Personal injuries are physical and emotional injuries caused on a person’s body or well-being by a person or thing. If the physical injury occurred as a result of an accident or someone’s negligent conduct or reckless behavior, the injured person may file a claim or sue the negligent or reckless party for damages relating to his or her injuries.
Topics: Personal Injury
If you have hired a Workers’ Compensation Attorney to handle your on-the-job injury case, one of the first steps in the legal proceeding will be the Deposition. This critical process may seem scary, but it is really just a meeting where opposing counsel will have an opportunity to ask questions about your case.
Getting injured at work can be an unsettling and confusing experience. Not only are you dealing with the injury itself, but you may be worried about the loss of wages, job security and future disability. However, there are Workers’ Compensation laws in effect to help protect against just those things, and employers are required to have Worker’s Compensation Insurance.
As a general rule, Virginia employers with 2 or more employees must carry workers’ compensation insurance. This legal mandate extends to contractors and their subcontractors as well. All employees must be covered under the employer workers’ compensation plan. The Virginia Insurance Department ensures that all state employers have workers’ compensation insurance. Even when an employer is not covered, the injured worker is protected and receives lost wages or wage replacement income while he or she recovers from his or her on-the-job injuries. In the earlier post, we examined medical benefits, lost wages generally, and death benefits. In this following post we will examine temporary and permanent disability benefits – whether total or partial.

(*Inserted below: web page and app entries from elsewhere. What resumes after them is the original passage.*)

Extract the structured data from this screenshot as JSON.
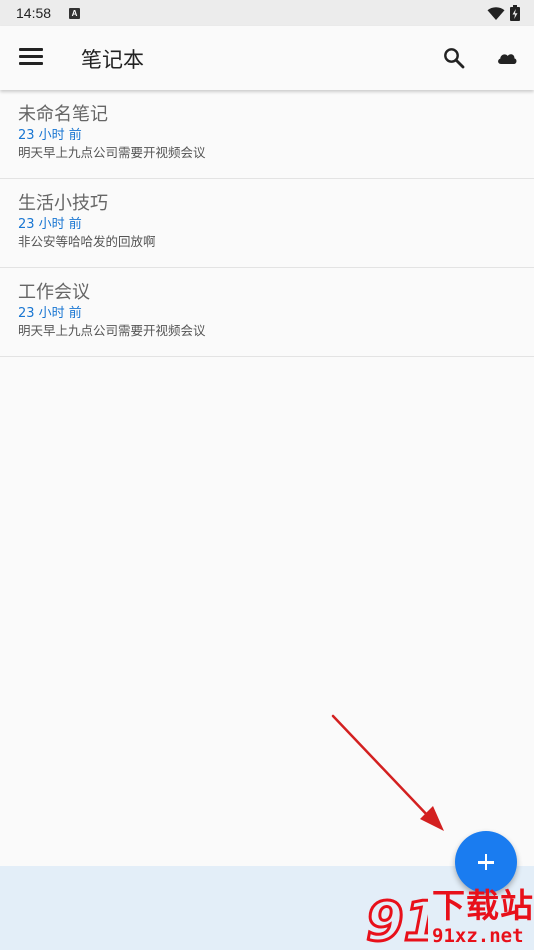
{
  "status_bar": {
    "time": "14:58",
    "notification_icon_letter": "A"
  },
  "toolbar": {
    "title": "笔记本"
  },
  "notes": [
    {
      "title": "未命名笔记",
      "time": "23 小时 前",
      "preview": "明天早上九点公司需要开视频会议"
    },
    {
      "title": "生活小技巧",
      "time": "23 小时 前",
      "preview": "非公安等哈哈发的回放啊"
    },
    {
      "title": "工作会议",
      "time": "23 小时 前",
      "preview": "明天早上九点公司需要开视频会议"
    }
  ],
  "watermark": {
    "brand_text": "下载站",
    "url_text": "91xz.net",
    "logo_text": "91"
  },
  "colors": {
    "accent": "#1a7cf0",
    "time_text": "#1976d2",
    "annotation_arrow": "#d32020",
    "watermark": "#e8101a"
  },
  "icons": {
    "menu": "hamburger-menu-icon",
    "search": "search-icon",
    "cloud": "cloud-icon",
    "wifi": "wifi-icon",
    "battery": "battery-charging-icon",
    "fab": "plus-icon"
  }
}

Workers’ compensation insurance exists to help injured workers obtain medical treatment and receive compensation while they recover from a workplace injury. Prior to the implementation of workers’ compensation laws, injured workers would receive little assistance from their employer following a workplace accident and would have to sue their employer for negligence and related personal injury claims to receive reimbursement for lost wages and medical bills.